Component data from apps and pages:
*** Begin section ***
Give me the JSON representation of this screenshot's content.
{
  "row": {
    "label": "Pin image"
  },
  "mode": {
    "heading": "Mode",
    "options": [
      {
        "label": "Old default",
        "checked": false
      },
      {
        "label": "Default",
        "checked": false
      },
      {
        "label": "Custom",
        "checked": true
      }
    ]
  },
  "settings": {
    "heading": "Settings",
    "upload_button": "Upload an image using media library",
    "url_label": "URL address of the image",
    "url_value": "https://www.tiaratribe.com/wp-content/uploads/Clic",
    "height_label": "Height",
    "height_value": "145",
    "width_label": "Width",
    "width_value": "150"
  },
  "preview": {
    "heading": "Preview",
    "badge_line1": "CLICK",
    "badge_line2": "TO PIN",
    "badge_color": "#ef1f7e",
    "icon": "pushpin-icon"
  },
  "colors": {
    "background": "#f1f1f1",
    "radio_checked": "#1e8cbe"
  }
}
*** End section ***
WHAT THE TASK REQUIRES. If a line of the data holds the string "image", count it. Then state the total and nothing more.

PROBLEM SOLUTION. 3